▶ _Assigned task_
Show every line below where "house" can be found.
^^^^
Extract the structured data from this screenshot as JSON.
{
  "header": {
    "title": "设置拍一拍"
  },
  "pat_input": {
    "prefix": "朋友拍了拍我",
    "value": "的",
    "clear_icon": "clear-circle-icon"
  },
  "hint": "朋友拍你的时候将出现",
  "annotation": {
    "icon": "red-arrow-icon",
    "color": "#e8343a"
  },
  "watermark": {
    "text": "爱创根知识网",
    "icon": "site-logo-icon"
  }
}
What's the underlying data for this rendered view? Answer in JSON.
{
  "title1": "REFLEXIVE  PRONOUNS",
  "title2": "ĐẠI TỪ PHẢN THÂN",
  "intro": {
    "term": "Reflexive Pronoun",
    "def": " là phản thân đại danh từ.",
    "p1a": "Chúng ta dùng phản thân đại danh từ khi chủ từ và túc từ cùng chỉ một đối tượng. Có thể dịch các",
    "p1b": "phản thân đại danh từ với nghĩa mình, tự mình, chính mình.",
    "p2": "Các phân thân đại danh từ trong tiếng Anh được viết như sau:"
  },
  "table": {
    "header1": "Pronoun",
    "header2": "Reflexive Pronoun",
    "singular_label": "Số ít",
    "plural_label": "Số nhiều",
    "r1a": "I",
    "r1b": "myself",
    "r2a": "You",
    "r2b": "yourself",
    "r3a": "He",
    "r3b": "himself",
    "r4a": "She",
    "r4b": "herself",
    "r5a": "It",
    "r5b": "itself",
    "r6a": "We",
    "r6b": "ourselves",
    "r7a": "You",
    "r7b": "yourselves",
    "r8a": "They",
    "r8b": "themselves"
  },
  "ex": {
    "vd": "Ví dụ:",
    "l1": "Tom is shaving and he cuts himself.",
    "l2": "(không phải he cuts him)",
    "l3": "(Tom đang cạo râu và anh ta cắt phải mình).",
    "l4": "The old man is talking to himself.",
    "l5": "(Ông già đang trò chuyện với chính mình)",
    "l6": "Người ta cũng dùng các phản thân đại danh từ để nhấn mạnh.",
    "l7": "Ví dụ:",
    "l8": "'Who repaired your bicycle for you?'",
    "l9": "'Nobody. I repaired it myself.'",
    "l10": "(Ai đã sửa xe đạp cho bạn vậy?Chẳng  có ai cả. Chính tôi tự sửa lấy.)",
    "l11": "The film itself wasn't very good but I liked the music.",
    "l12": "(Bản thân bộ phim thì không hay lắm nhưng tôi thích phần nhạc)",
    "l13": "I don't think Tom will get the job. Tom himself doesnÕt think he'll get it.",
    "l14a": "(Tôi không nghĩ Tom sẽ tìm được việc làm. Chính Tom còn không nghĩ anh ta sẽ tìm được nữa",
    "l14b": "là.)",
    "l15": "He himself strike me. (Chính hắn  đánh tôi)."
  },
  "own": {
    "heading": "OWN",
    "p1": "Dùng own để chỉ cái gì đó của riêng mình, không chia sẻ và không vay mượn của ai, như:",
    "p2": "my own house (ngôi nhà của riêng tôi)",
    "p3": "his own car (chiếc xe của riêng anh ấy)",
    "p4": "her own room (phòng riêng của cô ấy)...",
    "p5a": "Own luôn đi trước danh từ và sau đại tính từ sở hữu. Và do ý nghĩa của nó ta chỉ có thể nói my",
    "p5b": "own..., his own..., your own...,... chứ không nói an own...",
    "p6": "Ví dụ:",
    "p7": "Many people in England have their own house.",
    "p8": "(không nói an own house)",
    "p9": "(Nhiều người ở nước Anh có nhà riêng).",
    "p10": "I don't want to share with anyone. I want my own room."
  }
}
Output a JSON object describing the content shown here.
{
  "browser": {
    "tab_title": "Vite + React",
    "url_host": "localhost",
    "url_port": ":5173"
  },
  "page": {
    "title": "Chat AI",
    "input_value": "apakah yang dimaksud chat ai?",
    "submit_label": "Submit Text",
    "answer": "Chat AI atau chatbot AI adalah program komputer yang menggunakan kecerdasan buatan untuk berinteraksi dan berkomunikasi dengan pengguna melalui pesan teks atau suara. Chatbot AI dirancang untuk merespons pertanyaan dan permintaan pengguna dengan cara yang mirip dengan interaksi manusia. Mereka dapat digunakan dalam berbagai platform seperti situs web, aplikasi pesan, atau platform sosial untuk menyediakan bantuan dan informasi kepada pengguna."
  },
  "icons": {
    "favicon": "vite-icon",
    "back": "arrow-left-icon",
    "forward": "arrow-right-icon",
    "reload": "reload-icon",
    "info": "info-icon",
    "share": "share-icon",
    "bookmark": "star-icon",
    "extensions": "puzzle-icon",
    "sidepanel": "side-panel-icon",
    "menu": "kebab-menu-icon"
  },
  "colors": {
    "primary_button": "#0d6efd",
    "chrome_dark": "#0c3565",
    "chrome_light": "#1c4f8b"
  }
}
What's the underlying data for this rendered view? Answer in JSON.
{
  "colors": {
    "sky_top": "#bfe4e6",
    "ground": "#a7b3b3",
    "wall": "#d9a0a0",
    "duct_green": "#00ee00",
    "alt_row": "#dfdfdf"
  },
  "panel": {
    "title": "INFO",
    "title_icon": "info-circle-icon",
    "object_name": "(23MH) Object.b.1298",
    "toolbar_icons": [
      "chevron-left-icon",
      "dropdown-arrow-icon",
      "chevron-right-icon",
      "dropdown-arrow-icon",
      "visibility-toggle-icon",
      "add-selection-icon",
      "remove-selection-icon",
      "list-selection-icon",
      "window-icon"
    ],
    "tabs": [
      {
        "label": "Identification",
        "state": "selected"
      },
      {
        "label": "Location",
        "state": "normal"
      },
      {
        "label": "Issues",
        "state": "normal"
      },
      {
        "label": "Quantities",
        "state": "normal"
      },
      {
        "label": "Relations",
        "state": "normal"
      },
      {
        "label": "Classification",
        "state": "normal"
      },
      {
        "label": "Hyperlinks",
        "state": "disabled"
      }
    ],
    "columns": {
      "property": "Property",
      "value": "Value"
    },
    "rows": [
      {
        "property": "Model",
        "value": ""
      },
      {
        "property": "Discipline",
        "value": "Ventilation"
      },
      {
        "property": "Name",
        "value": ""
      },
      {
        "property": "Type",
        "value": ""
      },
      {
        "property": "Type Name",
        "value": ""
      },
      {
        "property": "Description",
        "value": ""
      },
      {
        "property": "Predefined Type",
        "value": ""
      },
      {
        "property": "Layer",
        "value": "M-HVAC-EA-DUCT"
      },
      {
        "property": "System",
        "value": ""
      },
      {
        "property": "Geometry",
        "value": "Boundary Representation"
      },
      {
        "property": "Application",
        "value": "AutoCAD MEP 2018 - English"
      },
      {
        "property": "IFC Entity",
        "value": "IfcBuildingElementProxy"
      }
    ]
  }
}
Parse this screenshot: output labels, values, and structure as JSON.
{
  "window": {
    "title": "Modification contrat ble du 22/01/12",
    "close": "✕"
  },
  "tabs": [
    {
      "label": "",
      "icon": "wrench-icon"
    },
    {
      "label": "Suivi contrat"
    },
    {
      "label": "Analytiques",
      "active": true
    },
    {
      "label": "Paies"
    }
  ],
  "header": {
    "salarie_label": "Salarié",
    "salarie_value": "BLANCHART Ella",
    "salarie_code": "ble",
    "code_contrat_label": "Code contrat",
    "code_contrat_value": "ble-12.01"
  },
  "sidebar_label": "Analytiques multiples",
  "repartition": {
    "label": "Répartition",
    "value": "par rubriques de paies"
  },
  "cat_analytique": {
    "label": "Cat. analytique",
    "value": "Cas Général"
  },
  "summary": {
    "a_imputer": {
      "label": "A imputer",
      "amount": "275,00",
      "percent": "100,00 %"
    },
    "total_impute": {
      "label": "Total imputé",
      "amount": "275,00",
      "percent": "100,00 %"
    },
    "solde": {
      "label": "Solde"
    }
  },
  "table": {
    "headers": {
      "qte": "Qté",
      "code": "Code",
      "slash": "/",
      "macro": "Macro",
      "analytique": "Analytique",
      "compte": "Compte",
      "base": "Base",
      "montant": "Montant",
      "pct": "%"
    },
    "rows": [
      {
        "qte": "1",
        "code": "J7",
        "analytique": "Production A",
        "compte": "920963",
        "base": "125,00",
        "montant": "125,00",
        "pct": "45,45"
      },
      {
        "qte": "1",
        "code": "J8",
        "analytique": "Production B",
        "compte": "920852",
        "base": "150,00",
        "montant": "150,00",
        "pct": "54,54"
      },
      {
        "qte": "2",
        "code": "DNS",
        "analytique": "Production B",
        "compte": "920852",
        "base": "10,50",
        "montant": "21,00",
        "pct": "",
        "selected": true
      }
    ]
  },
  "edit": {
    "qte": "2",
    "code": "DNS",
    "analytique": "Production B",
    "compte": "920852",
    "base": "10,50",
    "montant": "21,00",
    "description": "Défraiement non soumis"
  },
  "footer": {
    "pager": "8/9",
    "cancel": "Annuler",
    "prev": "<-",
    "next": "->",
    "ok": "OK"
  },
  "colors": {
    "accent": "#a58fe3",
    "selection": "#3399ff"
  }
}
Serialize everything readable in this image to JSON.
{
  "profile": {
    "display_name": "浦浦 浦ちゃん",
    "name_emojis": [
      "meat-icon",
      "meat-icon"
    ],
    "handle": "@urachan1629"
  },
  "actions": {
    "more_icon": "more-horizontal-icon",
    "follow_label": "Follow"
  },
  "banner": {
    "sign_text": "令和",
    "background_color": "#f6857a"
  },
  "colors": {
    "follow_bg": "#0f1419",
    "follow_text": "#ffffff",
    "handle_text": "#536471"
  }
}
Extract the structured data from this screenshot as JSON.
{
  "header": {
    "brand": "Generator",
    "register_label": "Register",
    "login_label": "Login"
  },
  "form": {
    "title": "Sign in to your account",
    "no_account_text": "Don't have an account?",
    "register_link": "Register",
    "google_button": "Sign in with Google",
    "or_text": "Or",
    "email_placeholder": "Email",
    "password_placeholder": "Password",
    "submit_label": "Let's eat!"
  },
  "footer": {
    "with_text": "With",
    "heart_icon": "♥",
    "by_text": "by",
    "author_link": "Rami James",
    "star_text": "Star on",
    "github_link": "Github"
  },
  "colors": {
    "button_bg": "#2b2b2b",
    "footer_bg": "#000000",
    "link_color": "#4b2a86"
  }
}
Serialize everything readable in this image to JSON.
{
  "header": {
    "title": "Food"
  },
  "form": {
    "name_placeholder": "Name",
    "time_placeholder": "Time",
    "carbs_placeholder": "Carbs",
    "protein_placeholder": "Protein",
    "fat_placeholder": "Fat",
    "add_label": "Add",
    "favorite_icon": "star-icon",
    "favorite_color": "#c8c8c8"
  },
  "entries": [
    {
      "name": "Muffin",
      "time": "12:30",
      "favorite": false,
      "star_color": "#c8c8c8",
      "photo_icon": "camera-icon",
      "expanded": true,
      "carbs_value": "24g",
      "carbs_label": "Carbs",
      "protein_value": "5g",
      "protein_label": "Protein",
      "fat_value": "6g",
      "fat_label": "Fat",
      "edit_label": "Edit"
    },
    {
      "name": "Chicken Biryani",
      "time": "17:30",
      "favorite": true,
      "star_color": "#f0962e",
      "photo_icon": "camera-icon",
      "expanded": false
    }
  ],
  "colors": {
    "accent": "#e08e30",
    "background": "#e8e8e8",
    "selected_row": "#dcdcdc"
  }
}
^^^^
▶ _Your solution_
    "p2": "my own house (ngôi nhà của riêng tôi)",
    "p7": "Many people in England have their own house.",
    "p8": "(không nói an own house)",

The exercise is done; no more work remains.